The KSE-100 hit a near twomonth low on Thursday due to escalating political violence in Karachi and pressure from regional markets which drove prices down.
The index went down 56.64 points to close at 9,993.40 points. The last time the KSE index ended this low, was on March 22 when it closed at 9,963.35 points. Even higher oil prices and improvement in oil production from Nashpa, one of the biggest oil discoveries in recent times, could not support oil stocks, said Topline Securities analyst, Furqan Punjani. Volumes were a mere 66 million shares, said JS Global Capital analyst, Ahmed Rauf. Turnover decreased by 44 per cent as compared to 118.28 million shares traded the previous day.
Seventeen people died on Wednesday during clashes between rival political and ethnic factions in Karachi. People are afraid that the ethnic violence could escalate to the point where it rivals the situation in Karachi during the 1990s. Investors were also waiting for the announcement of Pakistan’s monetary policy for the next two months on Monday, according to dealers.
Analysts expect the central bank to keep its policy rate unchanged at 12.5 per cent as inflation still poses a threat. “The market witnessed selling pressure across the board due to worsening law and order situation in the city along with continued selling pressure in international markets,” said Punjani. The lack of positive triggers on the macroeconomic front, falling international markets and uncertainty over the upcoming budget kept investors on the sidelines, said Rauf.
He added that the bourse had ended in the negative zone after a late session of profit-taking by investors. Stocks traded were varied but the banking sector was traded more than others and led volumes. Total exchange value decreased by 38 per cent to Rs2.48 billion on Thursday as compared to Rs4.02 billion on Wednesday. Out of the 400 shares traded on Thursday, 137 were up, 243 were down and 20 remained unchanged. The oil sector remained negative amid falling international oil prices.
And NML and NCL closed 3.9 per cent and 2.4 per cent lower respectively, as the All Pakistan Textile Mills Association keeps protesting over the 15 per cent regulatory duty. “Lotte Pakistan dominated volumes due to declining international PTA prices,” said Punjani. Its turnover was 11.26 million shares. Its share lost Rs0.31 to end at Rs9.65. Lotte has gone down for three days straight. It was the third most traded stock yesterday and lost Rs0.18 to end at at Rs9.94.
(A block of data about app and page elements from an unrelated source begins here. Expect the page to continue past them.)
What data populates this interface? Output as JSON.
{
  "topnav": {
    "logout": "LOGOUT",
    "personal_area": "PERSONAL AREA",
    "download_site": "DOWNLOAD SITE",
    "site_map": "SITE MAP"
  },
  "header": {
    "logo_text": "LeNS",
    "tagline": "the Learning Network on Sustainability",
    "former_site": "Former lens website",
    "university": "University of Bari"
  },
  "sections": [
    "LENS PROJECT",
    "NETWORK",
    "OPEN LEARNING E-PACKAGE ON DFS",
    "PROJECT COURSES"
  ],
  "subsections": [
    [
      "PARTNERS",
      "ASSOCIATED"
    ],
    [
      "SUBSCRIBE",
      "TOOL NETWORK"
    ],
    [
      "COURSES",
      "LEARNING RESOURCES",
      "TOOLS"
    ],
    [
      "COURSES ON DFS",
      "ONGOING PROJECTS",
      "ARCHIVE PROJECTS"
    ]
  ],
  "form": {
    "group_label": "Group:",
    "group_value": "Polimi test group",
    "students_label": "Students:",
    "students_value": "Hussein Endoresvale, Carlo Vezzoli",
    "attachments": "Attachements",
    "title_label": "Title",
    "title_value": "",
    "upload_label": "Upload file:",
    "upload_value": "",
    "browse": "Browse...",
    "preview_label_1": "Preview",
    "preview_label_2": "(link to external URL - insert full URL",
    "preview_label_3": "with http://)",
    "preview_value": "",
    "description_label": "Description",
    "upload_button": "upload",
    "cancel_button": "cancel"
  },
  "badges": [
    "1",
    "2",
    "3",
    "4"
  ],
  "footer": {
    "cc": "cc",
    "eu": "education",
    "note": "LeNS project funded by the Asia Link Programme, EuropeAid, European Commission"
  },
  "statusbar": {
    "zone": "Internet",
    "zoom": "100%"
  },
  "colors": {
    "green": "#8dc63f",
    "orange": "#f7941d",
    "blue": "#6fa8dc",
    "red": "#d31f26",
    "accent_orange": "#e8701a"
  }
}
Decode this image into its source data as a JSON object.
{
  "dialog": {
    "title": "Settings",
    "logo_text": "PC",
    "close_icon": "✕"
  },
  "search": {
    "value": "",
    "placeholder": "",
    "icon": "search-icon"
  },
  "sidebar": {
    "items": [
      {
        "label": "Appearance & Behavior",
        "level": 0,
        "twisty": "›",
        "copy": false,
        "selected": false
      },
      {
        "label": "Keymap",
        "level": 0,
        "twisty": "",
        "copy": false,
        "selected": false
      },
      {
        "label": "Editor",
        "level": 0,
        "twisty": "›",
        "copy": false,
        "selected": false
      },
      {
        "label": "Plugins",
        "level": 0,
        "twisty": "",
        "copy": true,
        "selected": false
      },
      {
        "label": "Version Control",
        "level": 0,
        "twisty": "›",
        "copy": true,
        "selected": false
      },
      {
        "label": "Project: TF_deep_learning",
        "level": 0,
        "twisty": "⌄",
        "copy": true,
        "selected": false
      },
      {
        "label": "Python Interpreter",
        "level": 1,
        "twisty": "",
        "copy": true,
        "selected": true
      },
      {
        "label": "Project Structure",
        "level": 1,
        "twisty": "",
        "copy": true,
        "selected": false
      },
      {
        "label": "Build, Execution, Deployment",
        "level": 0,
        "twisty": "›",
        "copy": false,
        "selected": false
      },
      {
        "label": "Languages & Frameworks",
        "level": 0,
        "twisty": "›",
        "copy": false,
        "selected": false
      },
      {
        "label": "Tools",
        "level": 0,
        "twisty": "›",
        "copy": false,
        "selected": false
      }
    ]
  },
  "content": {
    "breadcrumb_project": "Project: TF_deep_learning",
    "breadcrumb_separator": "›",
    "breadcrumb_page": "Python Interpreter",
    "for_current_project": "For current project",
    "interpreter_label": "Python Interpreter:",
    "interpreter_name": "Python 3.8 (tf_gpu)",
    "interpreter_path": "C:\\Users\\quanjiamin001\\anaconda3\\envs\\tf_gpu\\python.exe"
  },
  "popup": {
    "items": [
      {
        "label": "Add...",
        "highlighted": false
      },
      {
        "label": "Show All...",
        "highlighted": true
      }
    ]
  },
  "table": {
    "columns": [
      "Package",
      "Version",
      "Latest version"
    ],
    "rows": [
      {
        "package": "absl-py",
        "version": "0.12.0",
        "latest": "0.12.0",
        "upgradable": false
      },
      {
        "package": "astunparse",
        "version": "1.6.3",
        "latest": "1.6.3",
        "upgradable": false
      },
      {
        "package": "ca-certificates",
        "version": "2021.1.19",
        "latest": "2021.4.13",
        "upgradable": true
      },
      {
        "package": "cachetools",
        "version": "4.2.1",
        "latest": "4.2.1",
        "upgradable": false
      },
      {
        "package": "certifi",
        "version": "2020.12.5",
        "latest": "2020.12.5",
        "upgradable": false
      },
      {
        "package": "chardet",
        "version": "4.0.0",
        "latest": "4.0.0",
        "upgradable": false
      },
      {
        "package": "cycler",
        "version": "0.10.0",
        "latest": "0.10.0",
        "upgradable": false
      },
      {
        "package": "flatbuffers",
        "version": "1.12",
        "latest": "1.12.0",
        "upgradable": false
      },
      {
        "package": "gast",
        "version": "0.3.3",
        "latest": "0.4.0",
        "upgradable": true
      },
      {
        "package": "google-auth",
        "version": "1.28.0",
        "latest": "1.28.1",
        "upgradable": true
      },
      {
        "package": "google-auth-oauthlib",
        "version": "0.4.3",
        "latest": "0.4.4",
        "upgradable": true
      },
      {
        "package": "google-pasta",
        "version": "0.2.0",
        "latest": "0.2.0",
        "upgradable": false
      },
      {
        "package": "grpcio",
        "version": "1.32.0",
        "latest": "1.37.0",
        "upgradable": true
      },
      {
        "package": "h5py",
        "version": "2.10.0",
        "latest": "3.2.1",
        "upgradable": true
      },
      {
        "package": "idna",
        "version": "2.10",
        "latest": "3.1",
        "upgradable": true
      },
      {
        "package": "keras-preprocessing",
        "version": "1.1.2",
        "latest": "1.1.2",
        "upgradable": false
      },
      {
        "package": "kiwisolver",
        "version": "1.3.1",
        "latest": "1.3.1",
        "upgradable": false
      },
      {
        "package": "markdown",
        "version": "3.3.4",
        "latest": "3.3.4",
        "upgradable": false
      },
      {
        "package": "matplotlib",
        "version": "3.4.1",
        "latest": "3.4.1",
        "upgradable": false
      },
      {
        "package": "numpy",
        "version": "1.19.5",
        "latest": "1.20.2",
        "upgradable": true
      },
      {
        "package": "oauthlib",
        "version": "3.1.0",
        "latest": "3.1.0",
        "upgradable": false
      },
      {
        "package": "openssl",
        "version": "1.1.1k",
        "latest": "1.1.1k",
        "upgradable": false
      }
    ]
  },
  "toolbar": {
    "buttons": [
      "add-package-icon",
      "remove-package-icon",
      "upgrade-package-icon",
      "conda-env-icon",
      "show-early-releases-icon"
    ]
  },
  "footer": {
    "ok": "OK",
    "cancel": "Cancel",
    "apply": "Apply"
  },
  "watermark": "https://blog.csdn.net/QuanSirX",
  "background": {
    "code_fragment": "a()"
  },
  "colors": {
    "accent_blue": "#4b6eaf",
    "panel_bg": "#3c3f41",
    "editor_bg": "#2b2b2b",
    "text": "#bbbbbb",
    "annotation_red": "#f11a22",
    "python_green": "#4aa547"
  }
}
And before that the stock had been the volume leader with 10.03 million shares and had lost Rs0.19 to close at Rs10.05. NIB Bank was the third volume leader with 4.07 million; its stocks went down by Rs0.08 to end at Rs3.56. NIB bank went down yesterday as well, It was the volume leader with 16.26 million shares and went down Rs0.14 to close at Rs3.61.
Published in the Express Tribune, May 21st, 2010.